Work on those relationships, be grateful, and don't forget to give to charity
By Kimberly Palmer Posted February 10, 2009
Amid the torrent of academic studies coming out on the subject of happiness, one finding remains consistent and, well, unsurprising: We are happier in flush times than in down periods. And as a result of experiencing the deepest recession in decades, we are now a bunch of really unhappy campers.Research from the Wharton School of the University of Pennsylvania shows that happiness measures go up and down with business cycles. A Reuters/Zogby poll in December found that people’s moods declined compared with November, with Americans reporting heightened concerns about job security and the direction of the country.
Really? No kidding. One might reasonably wonder why we need pollsters and Ph.D.s to tell us something so bleeding obvious. After all, performer Sophie Tucker reached a similar conclusion decades ago when she said, “I’ve been rich, and I’ve been poor. Believe me, honey, rich is better.”
But the research turns out to be much more complicated than a simple correlation between money and happiness. It shows that our happiness may depend more on our relative wealth—how much money we have compared with our neighbors—than on any absolute scale.
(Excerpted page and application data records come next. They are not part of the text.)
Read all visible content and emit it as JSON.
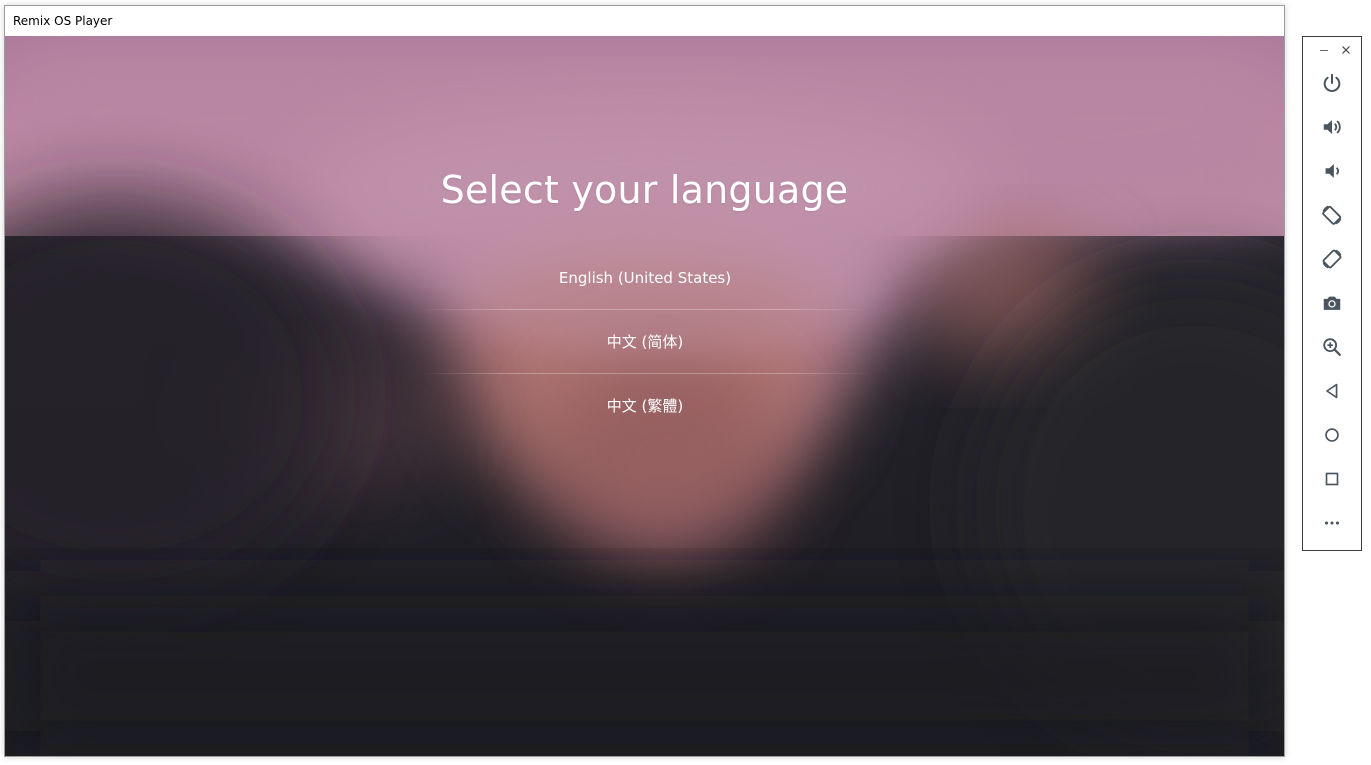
{
  "window": {
    "title": "Remix OS Player"
  },
  "screen": {
    "headline": "Select your language",
    "languages": [
      {
        "label": "English (United States)"
      },
      {
        "label": "中文 (简体)"
      },
      {
        "label": "中文 (繁體)"
      }
    ]
  },
  "toolbar": {
    "controls": [
      "minimize-icon",
      "close-icon"
    ],
    "buttons": [
      {
        "icon": "power-icon"
      },
      {
        "icon": "volume-up-icon"
      },
      {
        "icon": "volume-down-icon"
      },
      {
        "icon": "rotate-left-icon"
      },
      {
        "icon": "rotate-right-icon"
      },
      {
        "icon": "camera-icon"
      },
      {
        "icon": "zoom-in-icon"
      },
      {
        "icon": "back-icon"
      },
      {
        "icon": "home-icon"
      },
      {
        "icon": "recents-icon"
      },
      {
        "icon": "more-icon"
      }
    ],
    "icon_color": "#4a5560"
  }
}
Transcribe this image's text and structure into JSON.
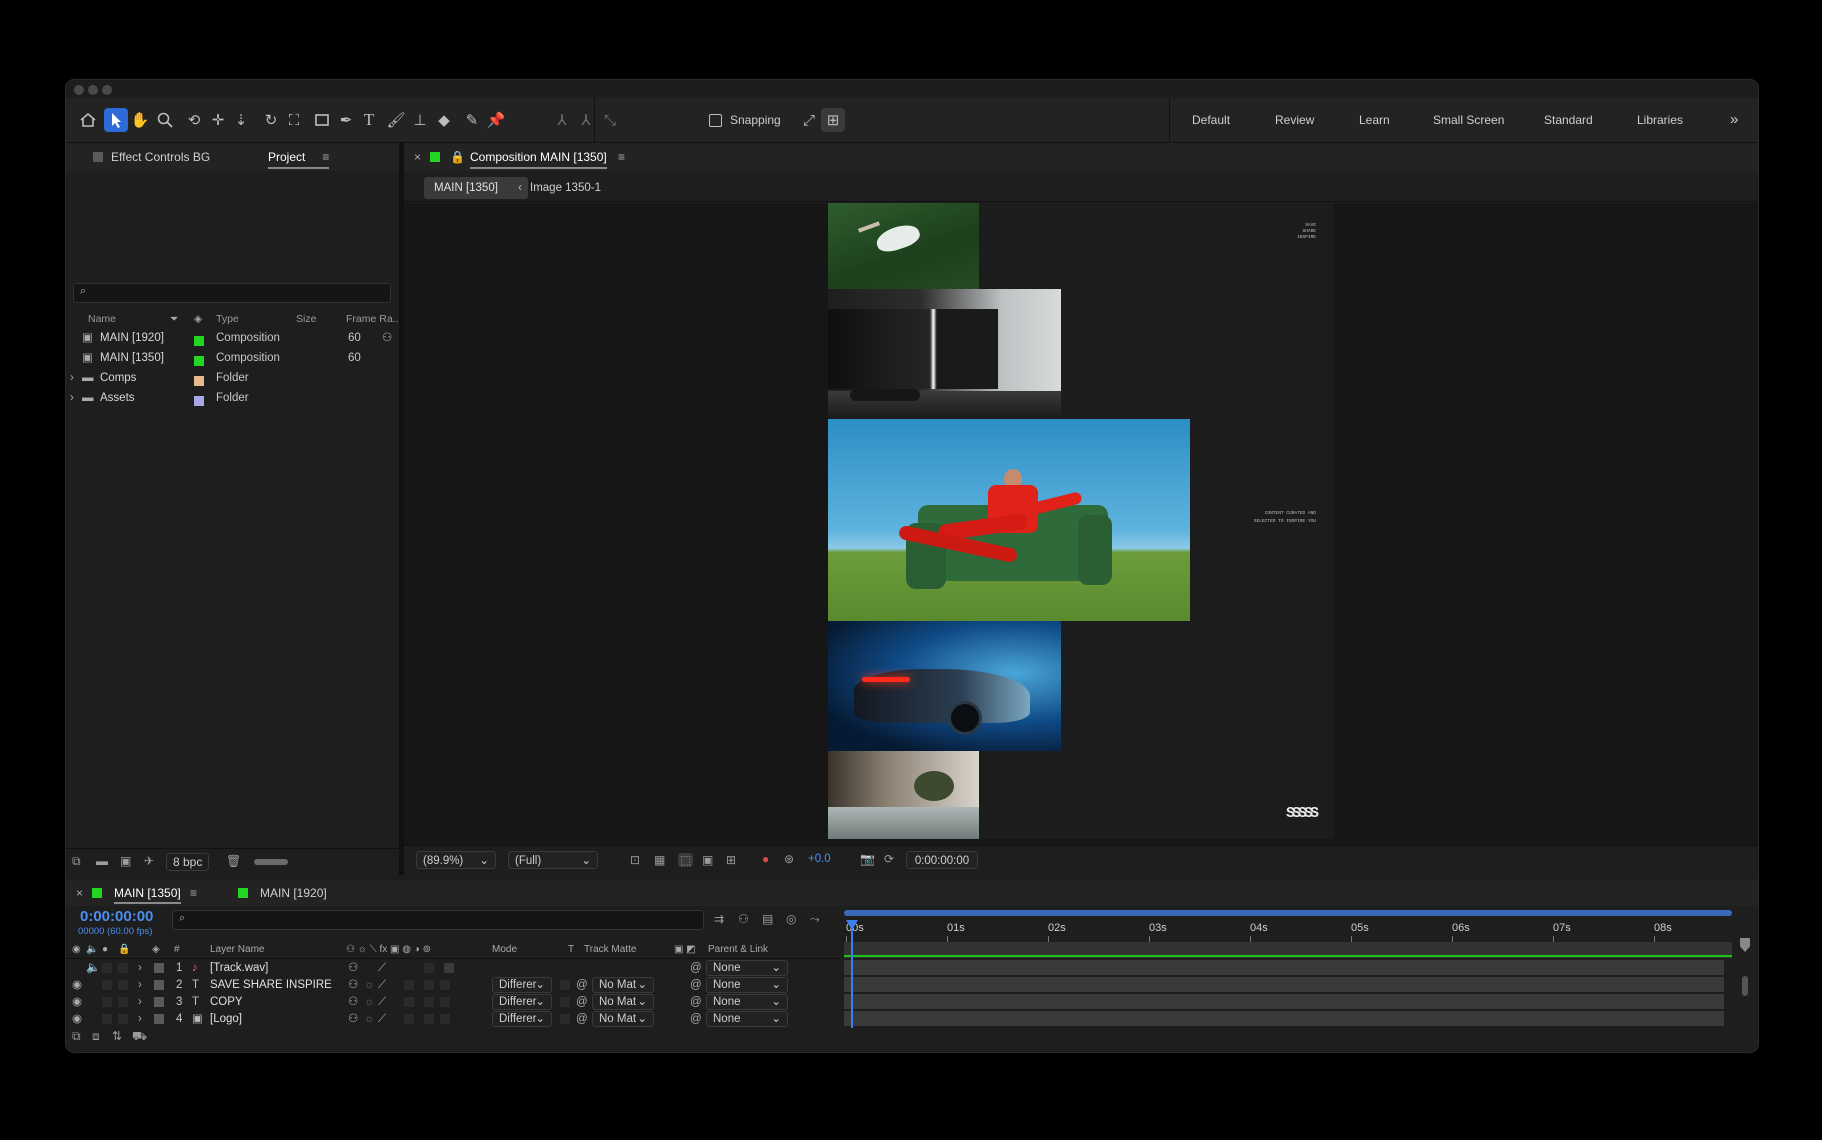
{
  "toolbar": {
    "snapping_label": "Snapping",
    "workspaces": [
      "Default",
      "Review",
      "Learn",
      "Small Screen",
      "Standard",
      "Libraries"
    ],
    "more_glyph": "»"
  },
  "project_panel": {
    "tabs": {
      "effect_controls": "Effect Controls BG",
      "project": "Project"
    },
    "columns": {
      "name": "Name",
      "type": "Type",
      "size": "Size",
      "frame_rate": "Frame Ra.."
    },
    "items": [
      {
        "name": "MAIN [1920]",
        "type": "Composition",
        "frame_rate": "60",
        "label_color": "#22d622"
      },
      {
        "name": "MAIN [1350]",
        "type": "Composition",
        "frame_rate": "60",
        "label_color": "#22d622"
      },
      {
        "name": "Comps",
        "type": "Folder",
        "label_color": "#e8b98a"
      },
      {
        "name": "Assets",
        "type": "Folder",
        "label_color": "#a7a7e6"
      }
    ],
    "bpc": "8 bpc"
  },
  "composition_panel": {
    "tab_title": "Composition MAIN [1350]",
    "breadcrumbs": [
      "MAIN [1350]",
      "Image 1350-1"
    ],
    "canvas_text": {
      "top_right": [
        "SAVE",
        "SHARE",
        "INSPIRE"
      ],
      "middle_right": [
        "CONTENT CURATED AND",
        "SELECTED TO INSPIRE YOU"
      ],
      "logo": "SSSSS"
    },
    "zoom": "(89.9%)",
    "resolution": "(Full)",
    "exposure": "+0.0",
    "timecode": "0:00:00:00"
  },
  "timeline": {
    "tabs": [
      "MAIN [1350]",
      "MAIN [1920]"
    ],
    "current_time": "0:00:00:00",
    "fps_info": "00000 (60.00 fps)",
    "columns": {
      "num": "#",
      "layer_name": "Layer Name",
      "mode": "Mode",
      "t": "T",
      "track_matte": "Track Matte",
      "parent": "Parent & Link"
    },
    "ruler": [
      "00s",
      "01s",
      "02s",
      "03s",
      "04s",
      "05s",
      "06s",
      "07s",
      "08s"
    ],
    "layers": [
      {
        "num": "1",
        "name": "[Track.wav]",
        "mode": "",
        "matte": "",
        "parent": "None",
        "type_glyph": "♪"
      },
      {
        "num": "2",
        "name": "SAVE SHARE INSPIRE",
        "mode": "Differer",
        "matte": "No Mat",
        "parent": "None",
        "type_glyph": "T"
      },
      {
        "num": "3",
        "name": "COPY",
        "mode": "Differer",
        "matte": "No Mat",
        "parent": "None",
        "type_glyph": "T"
      },
      {
        "num": "4",
        "name": "[Logo]",
        "mode": "Differer",
        "matte": "No Mat",
        "parent": "None",
        "type_glyph": "▣"
      }
    ]
  }
}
Researchers have also found that while richer countries are happier than poorer ones, they don’t necessarily get happier over time as they accumulate more wealth. (One possible reason is that expectations rise with incomes.) And while researchers once believed that after our basic needs are met, money matters less, they have now found it appears to continue adding to happiness. Other research indicates that excess materialism, on the other hand, can make us unhappy. ("Mo' money, mo' problems," as Notorious B.I.G. put it.) So both extremes can be emotionally taxing.
Just how money affects happiness is under debate. Do we really love our 50-inch television, or do we just like that we can afford it? Has the recession made us anxious over the prospect of losing our jobs, or are we down about the losses in our 401(k)’s? What’s really bringing us down?
“A simple way of thinking about an economic downturn is ‘We all can buy less stuff,’ ” says Justin Wolfers, associate professor of business and public policy at Wharton. “I think a bigger, more important part of the question is that work has a very central role in our lives. . . . When people are without work, they are much less happy, and not just because they can buy fewer iPods but because they value it for its own sake,” says Wolfers.
Those who find themselves down on their luck can call on the strategies developed by a cadre of happiness professionals. Here are five ways to boost your happiness right now:
Take care of yourself: Get enough sleep, exercise, and nutrition. Gretchen Rubin, creator of the Happiness Project blog and author of the forthcoming book by the same name, has studied ancient texts as well as recent research on her quest to become happier. The first step, she says, is to take care of your own body by getting enough sleep, exercise, and nutrition.
Become more charitable. “If you’re feeling impoverished...a way to counteract that feeling is to do something generous,” she says. It’s a way of convincing yourself that you have something to give, adds Rubin. Signing up to be an organ donor or giving blood are two easy (and free) options. People also feel happier amid an atmosphere of growth, says Rubin. If your salary is frozen, then learning Photoshop or building a garden can generate a feeling of personal growth.
Spend more time and money on enjoyable activities, from traveling to cooking to studying Mandarin, suggests M.P. Dunleavey, author of Money Can Buy Happiness. Research shows that people are at their most satisfied when they feel engaged and challenged. For Dunleavey, that meant buying ice skates recently.
Invest in relationships. Dunleavey also recommends investing in relationships, another positive influence on happiness levels. Buying a train ticket to visit a friend or putting $30 into a "romantic weekend away with hubby" fund can be valuable investments in your well-being, she says.
Focus on what you're grateful for. Sonja Lyubomirsky, professor of psychology at the University of California–Riverside and author of The How of Happiness: A Scientific Approach to Getting the Life You Want, suggests cultivating a sense of appreciation through something like a gratitude journal, where you write down three to five things for which you are thankful. If you lost your job, think of other dreams that have come true, such as living in the city you want or marrying the right partner. “It’s not trivializing what’s happening but trying not to focus on it all the time,” says Lyubomirsky.While the advice might sound obvious, Lyubomirsky points out that it’s also supported by empirical research—so we know it really works. But that Fab Four didn't need empirical research: "I don’t care too much for money. Money can't buy me love."